The Finnish Institute in St. Petersburg
As the main organisation presenting Finnish culture in Russia, The Finnish Institute in St. Petersburg was established in 1992. We are part of 17 independent Finnish academic and cultural Institutes around the world financed by the Ministry of Education and Culture of Finland. In the last few years the Finnish Institute in St. Petersburg went through significant changes. Most of the institutes are run by private foundations, but since June 2017 we have been managed by the Finland-Russia Society.
Another major change was that the House of Finland, which the Institute used to maintain, was acquired by the Finnish government in 2018. At that point our role changed to a tenant, and the Institute claimed a more visible and reachable space on the ground floor. Acting as the “face” of the House of Finland, the Institute welcomes everyone interested in Finnish culture and literature.
Success built on partnerships
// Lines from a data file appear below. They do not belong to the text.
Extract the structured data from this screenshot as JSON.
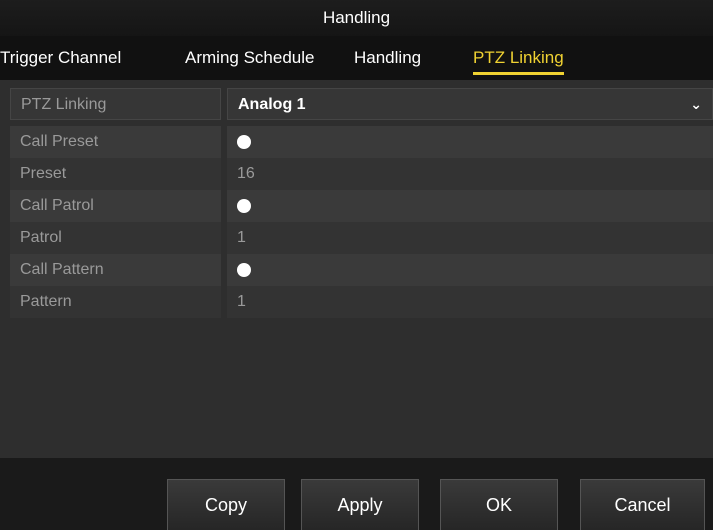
{
  "window": {
    "title": "Handling"
  },
  "tabs": [
    {
      "label": "Trigger Channel",
      "active": false
    },
    {
      "label": "Arming Schedule",
      "active": false
    },
    {
      "label": "Handling",
      "active": false
    },
    {
      "label": "PTZ Linking",
      "active": true
    }
  ],
  "form": {
    "ptz_linking": {
      "label": "PTZ Linking",
      "value": "Analog 1",
      "icon": "chevron-down-icon"
    },
    "call_preset": {
      "label": "Call Preset",
      "checked": true
    },
    "preset": {
      "label": "Preset",
      "value": "16"
    },
    "call_patrol": {
      "label": "Call Patrol",
      "checked": true
    },
    "patrol": {
      "label": "Patrol",
      "value": "1"
    },
    "call_pattern": {
      "label": "Call Pattern",
      "checked": true
    },
    "pattern": {
      "label": "Pattern",
      "value": "1"
    }
  },
  "buttons": {
    "copy": "Copy",
    "apply": "Apply",
    "ok": "OK",
    "cancel": "Cancel"
  },
  "colors": {
    "active_tab": "#f0d232",
    "title_bar": "#1a1a1a",
    "panel": "#2e2e2e"
  }
}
The key elements for our successful work are the local Russian partners. To name a few of the most influential, we work with the Hermitage, the Manege Central Exhibition Hall, the Grand Philharmonic Hall, the Alexandrinsky Theatre and the Exhibition Centre ROSPHOTO. More recently we’ve worked with new clusters for culture, music and gastronomy – The New Holland Island and the Sevcabel Port. Partnerships are mostly based on in-kind resources like providing a venue and giving organisational help. Working with these institutions, we are reaching a much wider and relevant audience and gaining interest from the younger public.
Among important partnerships are also the Nordic diplomatic missions and cultural institutes. Especially close collaboration is done with the Consulate General of Finland. The Finnish Institute in St. Petersburg is also part of the European Union National Institutes for Culture (EUNIC) and works with the EU Delegation to the Russian Federation.
How Russians see Finland
According to a survey commissioned by the Finnish Embassy in Moscow in 2019 and undertaken by Levada, a Russian independent non-governmental polling and sociological research organization, 95 % of residents of North-Western Russia think about Finland in positive way. Key points were clean water and nature, ecological lifestyle, high living standards and quality of goods. This shows how majority of Russian tourists spends their time in Finland – enjoying nature and buying groceries, clothes and other provisions.
However, the myths about Finns and Finnish culture still live strong – Finnish people are considered slow and the country boring. In the Finnish Institute we think carefully what kind of image of Finland we want to communicate. We want to portray Finland’s cultural scene as innovative, original and versatile. The Institute is constantly observing what resonates and what is found aspirational among the Russian public.
Resonating with the public
Among a number of well received series of events has been a project called Children’s Reading Culture Today – Needs and Challenges. Nordic-Russian Examples and Best Practices, which was generously supported by the Nordic Council of Ministers and was implemented during 2018 and 2019 in St. Petersburg and the Leningrad region. Several conferences were arranged as well as an interactive literature exhibition for children and young people with the participation of authors, specialists and pedagogues from Nordic countries.
Among the topics that are less openly received are gender equality, the subject of LGBTQ and freedom of speech. However, these subjects still raise interest and spark conversation.
Competing for attention in the metropolis
In a city of 5 million people with enormous amount of cultural activities it is vital to be noticed. Every few years the Finnish Institute are presenting more ambitious projects which are aiming for greater visibility. In 2015 this was the Golden Generation. Modernism in Finnish Architecture and Design exhibition at the General Staff Building of the Hermitage. For 2019 and 2020 the Finnish Institute has prepared an art exhibition which has reached international attention even before its opening. The exhibition Albert Edelfelt and the Romanovs will open at the Scientific-research Museum of the Russian Academy of Arts November 2019 and in the Sinebrychoff Art Museum in Helsinki in February 2020. The exhibition is shedding light on Finland and Russia’s common art history and presents the lesser known parts of the artist’s work. The portraits of the Romanov children are being shown together for the first time in more than a century. Art works are being loaned from the Ateneum, The State Hermitage museum, Serlachius Museum and the museum in Rybinsk. For the Finnish Institute in St. Petersburg this exhibition is an important opportunity to support and further develop the cultural collaboration between our two countries while working together with the leading art museums of Russia and Finland.
Expert article 2634